05. Oktober, 10:00-11:00 Uhr: Drivers of extended work-related availability of managers: A multi-centric pilot study

Univ.-Prof. Dr. Harald Stummer (UMIT)
The diary study focused on the specific tasks a person had performed for work outside of office hours, how long, and why. In total, 70 managers of three organizations (two hospitals, one technical company) participated. For the statistical analysis for this paper we could draw on 45 complete surveys and 205 diary entries. For testing the relationship between the drivers of availability outside office hours and its extent, we used a regression analysis. For the dependent variable, we calculated the average daily extent of availability as reported in the diary study, which was slightly above 37 minutes per participant and day. (We had also asked for an estimation of the extent in the survey, which was typically lower.) The sum indices of the above mentioned scales plus the hierarchical level (dummy coded; reference category: top management) were included as independent variables. For this regression model, 34 participants were investigated.
The findings imply that the higher a person is up in the hierarchy, the higher they also score for average availability during off-hours. However, the ability to detach almost halves the average availability. Therefore, training mainly topmanagers in detachment skills would have positive outcomes for them – a decrease of worklife imbalances –and for the organization.

07. September, 10:00-11:00 Uhr: The Returns to Eco-Wine Production: A Quantile Regression Approach

Prof. Dr. Bernd Frick (Privatuniversität Schloss Seeburg)
Using a large dataset including more than 54,000 different wines that have been produced by some 800 wineries over the period 2010 thru 2017 we show that the returns to ecological behavior are statistically significant and economically highly relevant: Self-declared eco-wineries can charge about 5 percent higher prices per bottle than observationally similar conventional wineries raising the question why only a small minority of all German wine-makers produce eco-friendly wines (about 10 percent). Moreover, eco-certification is associated with yet another statistically significant and economically relevant price premium of 5 percent per bottle, suggesting that the costs that are associated with the production of this signal are high enough to achieve a separating equilibrium.

06. Juli, 10:00-11:00 Uhr: The effect of team affective trait composition on team learning and performance
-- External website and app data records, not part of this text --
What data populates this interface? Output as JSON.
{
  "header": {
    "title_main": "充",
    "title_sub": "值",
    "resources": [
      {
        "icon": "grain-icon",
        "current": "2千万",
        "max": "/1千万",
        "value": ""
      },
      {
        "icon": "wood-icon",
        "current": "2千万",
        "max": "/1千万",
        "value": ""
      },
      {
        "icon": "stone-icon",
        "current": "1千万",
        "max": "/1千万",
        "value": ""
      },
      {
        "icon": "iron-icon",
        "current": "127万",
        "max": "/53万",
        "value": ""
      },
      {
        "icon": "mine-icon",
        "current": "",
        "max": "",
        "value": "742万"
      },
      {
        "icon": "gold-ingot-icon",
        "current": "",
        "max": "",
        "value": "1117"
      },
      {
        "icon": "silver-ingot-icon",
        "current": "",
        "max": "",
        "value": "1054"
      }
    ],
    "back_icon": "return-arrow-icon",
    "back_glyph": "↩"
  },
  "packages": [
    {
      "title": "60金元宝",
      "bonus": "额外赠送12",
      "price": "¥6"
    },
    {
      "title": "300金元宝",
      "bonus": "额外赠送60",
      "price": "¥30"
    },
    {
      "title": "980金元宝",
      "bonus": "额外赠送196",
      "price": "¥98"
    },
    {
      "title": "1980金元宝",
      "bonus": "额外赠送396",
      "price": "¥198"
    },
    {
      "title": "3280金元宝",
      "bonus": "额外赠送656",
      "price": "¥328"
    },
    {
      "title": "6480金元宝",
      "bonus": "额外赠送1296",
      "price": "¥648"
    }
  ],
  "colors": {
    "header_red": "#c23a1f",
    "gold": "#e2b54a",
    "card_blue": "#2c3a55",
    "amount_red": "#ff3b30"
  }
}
Assoc.-Prof. Dr. Theresa Treffers (Privatuniversität Schloss Seeburg)
How should organizational teams be composed to optimize their performance in complex tasks that require fast and accurate decisions? Recent research suggests that teams perform better when they learn from each other, but we know little what stimulates team learning. Defining team learning as a cognitive process and knowing that cognitions and emotions are interlinked, a team’s affective composition might influence if and how teams learn. While some studies address the role of team affect in team cognitive processes, they only look at diversity in positive affect among team members and only consider singular aspects of the learning process, e.g., information sharing. Thus, neglected in extant studies is diversity in negative affect among team members and how diversity in positive and negative affect would influence various team learning processes (i.e., action, reflection, adaption) and team performance. This study investigates in an experimental setting how different affective trait compositions among team members influence a team’s learning processes and performance. In our experiment, teams are randomly formed according to team members’ individual levels of positive and negative affective traits. The subsequent experimental task is completed in several rounds to allow team learning and team performance is measured after every round of the task in terms of speed and accuracy. This study contributes to organization theory on how team affective trait composition enhances team learning and performance and delivers practical implications about how to compose high performance teams.

01. März, 10:00-11:00 Uhr: What Drives the Increase of Facebook Fans of German Bundesliga Soccer Clubs?

Univ.-Prof. Dr. Reinhard Grohs (Privatuniversität Schloss Seeburg)
Using a data set from the Deutsche Bundesliga, Germany’s highest level football league with 18 soccer clubs, we model changes in each team’s Facebook fans as a function of its Facebook interactions (likes, shares, comments), heterogeneity of posts (Herfindahl-Index of post types), sponsor mentions (number), and team success (rank), controlling for different types of posts (statuses, videos, photos, links, and questions), different activations (requests, questions, competitions, auctions, and promotions), and idiosyncratic characteristics of the 18 soccer clubs. Data were collected for every team on every day of the 2012/13 Deutsche Bundesliga season. The data set consists of 5,472 (304 days x 18 soccer clubs) observations with overall 18,574 Facebook messages. Analyses show that interactions, heterogeneity of posts, and team success have significant positive effects on the relative change in a team’s Facebook fans. In addition, interactions on a team’s Facebook fan page are significantly positively influenced by the heterogeneity of posts, by photo posts, and by request activations, and significantly negatively influenced by competition activations. Modeling issues and managerial implications are discussed.